Elizabeth Fournier
JUST over four years ago, Bob Dudley left Russia in something of a hurry. Then boss of the firm’s TNK-BP tie-up with AAR – the consortium of oligarchs who yesterday agreed to sell out to Rosneft – Dudley spent the next five months attempting to run the joint venture from a secret location, as the relationship with the oligarchs soured and he feared his Russian visa could expire and not be renewed.

After yesterday’s deal with state oil firm Rosneft, Dudley – now chief executive of the whole of BP – can return to Russia with his head held high.

Since being drafted in to supervise the firm’s response to the Deepwater Horizon disaster in April 2010 and then succeeding Tony Hayward as CEO in October that year, Dudley’s tenure at the top of BP has so far been dogged by the fallout from the Gulf spill – and an ongoing tussle with AAR.

He’ll be hoping that yesterday’s deal ­– a whopping $17.1bn in cash plus 12.84 per cent of the Russian state oil giant and more to come – will draw a line under the conflict of the past, and so far the signs look good.

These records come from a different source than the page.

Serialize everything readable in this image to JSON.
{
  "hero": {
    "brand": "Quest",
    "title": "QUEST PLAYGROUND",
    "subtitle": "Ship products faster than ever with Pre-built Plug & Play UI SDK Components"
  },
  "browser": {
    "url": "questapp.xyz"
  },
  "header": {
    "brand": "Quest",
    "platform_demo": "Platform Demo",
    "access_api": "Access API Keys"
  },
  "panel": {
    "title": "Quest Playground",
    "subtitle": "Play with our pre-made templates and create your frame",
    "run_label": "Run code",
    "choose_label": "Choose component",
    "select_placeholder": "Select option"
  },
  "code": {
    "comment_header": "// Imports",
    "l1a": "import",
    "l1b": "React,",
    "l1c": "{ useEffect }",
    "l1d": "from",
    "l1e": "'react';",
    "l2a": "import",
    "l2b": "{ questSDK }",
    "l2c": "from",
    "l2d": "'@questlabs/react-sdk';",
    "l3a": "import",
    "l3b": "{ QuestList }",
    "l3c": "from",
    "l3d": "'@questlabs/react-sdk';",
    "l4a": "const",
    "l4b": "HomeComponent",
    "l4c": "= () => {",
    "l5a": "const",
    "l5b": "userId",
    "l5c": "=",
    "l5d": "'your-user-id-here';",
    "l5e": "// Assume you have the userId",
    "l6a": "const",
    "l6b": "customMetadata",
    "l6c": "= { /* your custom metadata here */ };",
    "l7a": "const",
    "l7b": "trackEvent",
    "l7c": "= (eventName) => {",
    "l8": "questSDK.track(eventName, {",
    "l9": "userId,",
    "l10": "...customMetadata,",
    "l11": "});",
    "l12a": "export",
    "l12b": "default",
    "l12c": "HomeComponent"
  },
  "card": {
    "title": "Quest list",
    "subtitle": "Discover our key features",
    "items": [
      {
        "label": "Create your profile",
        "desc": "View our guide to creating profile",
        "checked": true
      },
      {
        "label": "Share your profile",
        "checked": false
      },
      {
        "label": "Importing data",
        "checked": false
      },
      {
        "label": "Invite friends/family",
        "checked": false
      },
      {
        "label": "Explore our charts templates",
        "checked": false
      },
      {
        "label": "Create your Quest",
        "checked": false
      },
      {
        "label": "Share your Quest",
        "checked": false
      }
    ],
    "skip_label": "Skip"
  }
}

The combined total value of $28bn is one heck of a return on BP’s initial $8bn investment in TNK-BP back in 2003, with dividends from the joint venture paying out $1.8bn in 2010 and $3.7bn last year. It’ll provide a boost to the oil major’s balance sheet and reduce the firm’s debt ratio below its target rate of 10-20 per cent, according to Killik & Co. For a company still facing undetermined liabilities in the Gulf of Mexico it’s a welcome boost, especially to investors hungry for an increased dividend.

The deal is also a good physical fit. The Russians need BP’s advanced exploration technology to tap their vast Arctic fields, and, unlike the US politicians who were quick to distance themselves from “British Petroleum” in the wake of the Gulf spill, Putin has adopted a more sympathetic stance, spreading the blame among subcontractors – including several US firms.

But let’s not forget that Dudley has tried to jump into bed with Rosneft before back in 2011, only to have AAR promptly roll over and shove him out the other side by blocking the deal just two months later. Canaccord also raises concerns about possible dilution of earnings, estimating a hit of 6-7 per cent for 2013-15.

There are already more layers to BP’s Russian relationship than you’d find in the most complex set of Russian dolls. Though with Putin on board Dudley stands no chance of being the biggest doll in the nest, investors will be hoping that this time he’s nearer the top of the hierarchy.